____ Records provided

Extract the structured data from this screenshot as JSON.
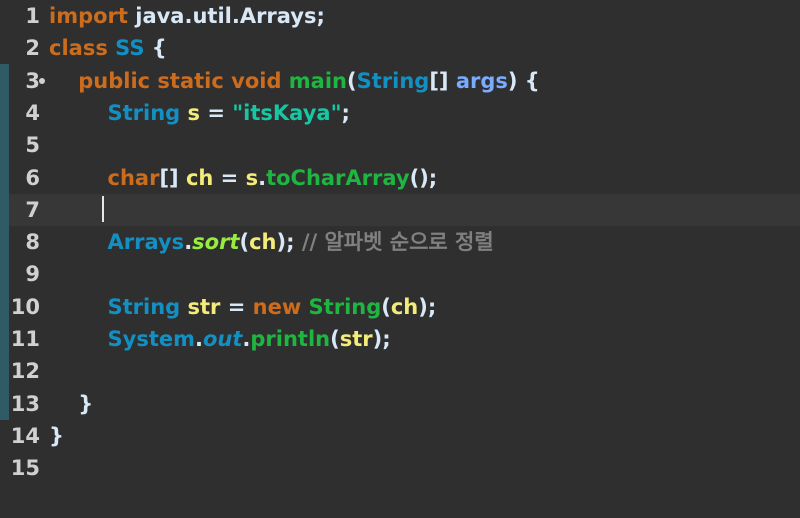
{
  "lines": [
    {
      "n": "1",
      "t": [
        {
          "c": "kw",
          "v": "import"
        },
        {
          "c": "pl",
          "v": " java.util.Arrays;"
        }
      ]
    },
    {
      "n": "2",
      "t": [
        {
          "c": "kw",
          "v": "class"
        },
        {
          "c": "pl",
          "v": " "
        },
        {
          "c": "ty",
          "v": "SS"
        },
        {
          "c": "pl",
          "v": " {"
        }
      ]
    },
    {
      "n": "3",
      "fold": true,
      "t": [
        {
          "c": "pl",
          "v": "    "
        },
        {
          "c": "kw",
          "v": "public static void"
        },
        {
          "c": "pl",
          "v": " "
        },
        {
          "c": "mt",
          "v": "main"
        },
        {
          "c": "pl",
          "v": "("
        },
        {
          "c": "ty",
          "v": "String"
        },
        {
          "c": "pl",
          "v": "[] "
        },
        {
          "c": "arg",
          "v": "args"
        },
        {
          "c": "pl",
          "v": ") {"
        }
      ]
    },
    {
      "n": "4",
      "t": [
        {
          "c": "pl",
          "v": "        "
        },
        {
          "c": "ty",
          "v": "String"
        },
        {
          "c": "pl",
          "v": " "
        },
        {
          "c": "vr",
          "v": "s"
        },
        {
          "c": "pl",
          "v": " = "
        },
        {
          "c": "st",
          "v": "\"itsKaya\""
        },
        {
          "c": "pl",
          "v": ";"
        }
      ]
    },
    {
      "n": "5",
      "t": []
    },
    {
      "n": "6",
      "t": [
        {
          "c": "pl",
          "v": "        "
        },
        {
          "c": "kw",
          "v": "char"
        },
        {
          "c": "pl",
          "v": "[] "
        },
        {
          "c": "vr",
          "v": "ch"
        },
        {
          "c": "pl",
          "v": " = "
        },
        {
          "c": "vr",
          "v": "s"
        },
        {
          "c": "pl",
          "v": "."
        },
        {
          "c": "mt",
          "v": "toCharArray"
        },
        {
          "c": "pl",
          "v": "();"
        }
      ]
    },
    {
      "n": "7",
      "current": true,
      "t": []
    },
    {
      "n": "8",
      "t": [
        {
          "c": "pl",
          "v": "        "
        },
        {
          "c": "ty",
          "v": "Arrays"
        },
        {
          "c": "pl",
          "v": "."
        },
        {
          "c": "sm it",
          "v": "sort"
        },
        {
          "c": "pl",
          "v": "("
        },
        {
          "c": "vr",
          "v": "ch"
        },
        {
          "c": "pl",
          "v": "); "
        },
        {
          "c": "cm",
          "v": "// 알파벳 순으로 정렬"
        }
      ]
    },
    {
      "n": "9",
      "t": []
    },
    {
      "n": "10",
      "t": [
        {
          "c": "pl",
          "v": "        "
        },
        {
          "c": "ty",
          "v": "String"
        },
        {
          "c": "pl",
          "v": " "
        },
        {
          "c": "vr",
          "v": "str"
        },
        {
          "c": "pl",
          "v": " = "
        },
        {
          "c": "kw",
          "v": "new"
        },
        {
          "c": "pl",
          "v": " "
        },
        {
          "c": "mt",
          "v": "String"
        },
        {
          "c": "pl",
          "v": "("
        },
        {
          "c": "vr",
          "v": "ch"
        },
        {
          "c": "pl",
          "v": ");"
        }
      ]
    },
    {
      "n": "11",
      "t": [
        {
          "c": "pl",
          "v": "        "
        },
        {
          "c": "ty",
          "v": "System"
        },
        {
          "c": "pl",
          "v": "."
        },
        {
          "c": "ty it",
          "v": "out"
        },
        {
          "c": "pl",
          "v": "."
        },
        {
          "c": "mt",
          "v": "println"
        },
        {
          "c": "pl",
          "v": "("
        },
        {
          "c": "vr",
          "v": "str"
        },
        {
          "c": "pl",
          "v": ");"
        }
      ]
    },
    {
      "n": "12",
      "t": []
    },
    {
      "n": "13",
      "t": [
        {
          "c": "pl",
          "v": "    }"
        }
      ]
    },
    {
      "n": "14",
      "t": [
        {
          "c": "pl",
          "v": "}"
        }
      ]
    },
    {
      "n": "15",
      "t": []
    }
  ]
}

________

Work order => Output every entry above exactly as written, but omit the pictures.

Exercise output =>
Extract the structured data from this screenshot as JSON.
{
  "lines": [
    {
      "n": "1",
      "t": [
        {
          "c": "kw",
          "v": "import"
        },
        {
          "c": "pl",
          "v": " java.util.Arrays;"
        }
      ]
    },
    {
      "n": "2",
      "t": [
        {
          "c": "kw",
          "v": "class"
        },
        {
          "c": "pl",
          "v": " "
        },
        {
          "c": "ty",
          "v": "SS"
        },
        {
          "c": "pl",
          "v": " {"
        }
      ]
    },
    {
      "n": "3",
      "fold": true,
      "t": [
        {
          "c": "pl",
          "v": "    "
        },
        {
          "c": "kw",
          "v": "public static void"
        },
        {
          "c": "pl",
          "v": " "
        },
        {
          "c": "mt",
          "v": "main"
        },
        {
          "c": "pl",
          "v": "("
        },
        {
          "c": "ty",
          "v": "String"
        },
        {
          "c": "pl",
          "v": "[] "
        },
        {
          "c": "arg",
          "v": "args"
        },
        {
          "c": "pl",
          "v": ") {"
        }
      ]
    },
    {
      "n": "4",
      "t": [
        {
          "c": "pl",
          "v": "        "
        },
        {
          "c": "ty",
          "v": "String"
        },
        {
          "c": "pl",
          "v": " "
        },
        {
          "c": "vr",
          "v": "s"
        },
        {
          "c": "pl",
          "v": " = "
        },
        {
          "c": "st",
          "v": "\"itsKaya\""
        },
        {
          "c": "pl",
          "v": ";"
        }
      ]
    },
    {
      "n": "5",
      "t": []
    },
    {
      "n": "6",
      "t": [
        {
          "c": "pl",
          "v": "        "
        },
        {
          "c": "kw",
          "v": "char"
        },
        {
          "c": "pl",
          "v": "[] "
        },
        {
          "c": "vr",
          "v": "ch"
        },
        {
          "c": "pl",
          "v": " = "
        },
        {
          "c": "vr",
          "v": "s"
        },
        {
          "c": "pl",
          "v": "."
        },
        {
          "c": "mt",
          "v": "toCharArray"
        },
        {
          "c": "pl",
          "v": "();"
        }
      ]
    },
    {
      "n": "7",
      "current": true,
      "t": []
    },
    {
      "n": "8",
      "t": [
        {
          "c": "pl",
          "v": "        "
        },
        {
          "c": "ty",
          "v": "Arrays"
        },
        {
          "c": "pl",
          "v": "."
        },
        {
          "c": "sm it",
          "v": "sort"
        },
        {
          "c": "pl",
          "v": "("
        },
        {
          "c": "vr",
          "v": "ch"
        },
        {
          "c": "pl",
          "v": "); "
        },
        {
          "c": "cm",
          "v": "// 알파벳 순으로 정렬"
        }
      ]
    },
    {
      "n": "9",
      "t": []
    },
    {
      "n": "10",
      "t": [
        {
          "c": "pl",
          "v": "        "
        },
        {
          "c": "ty",
          "v": "String"
        },
        {
          "c": "pl",
          "v": " "
        },
        {
          "c": "vr",
          "v": "str"
        },
        {
          "c": "pl",
          "v": " = "
        },
        {
          "c": "kw",
          "v": "new"
        },
        {
          "c": "pl",
          "v": " "
        },
        {
          "c": "mt",
          "v": "String"
        },
        {
          "c": "pl",
          "v": "("
        },
        {
          "c": "vr",
          "v": "ch"
        },
        {
          "c": "pl",
          "v": ");"
        }
      ]
    },
    {
      "n": "11",
      "t": [
        {
          "c": "pl",
          "v": "        "
        },
        {
          "c": "ty",
          "v": "System"
        },
        {
          "c": "pl",
          "v": "."
        },
        {
          "c": "ty it",
          "v": "out"
        },
        {
          "c": "pl",
          "v": "."
        },
        {
          "c": "mt",
          "v": "println"
        },
        {
          "c": "pl",
          "v": "("
        },
        {
          "c": "vr",
          "v": "str"
        },
        {
          "c": "pl",
          "v": ");"
        }
      ]
    },
    {
      "n": "12",
      "t": []
    },
    {
      "n": "13",
      "t": [
        {
          "c": "pl",
          "v": "    }"
        }
      ]
    },
    {
      "n": "14",
      "t": [
        {
          "c": "pl",
          "v": "}"
        }
      ]
    },
    {
      "n": "15",
      "t": []
    }
  ]
}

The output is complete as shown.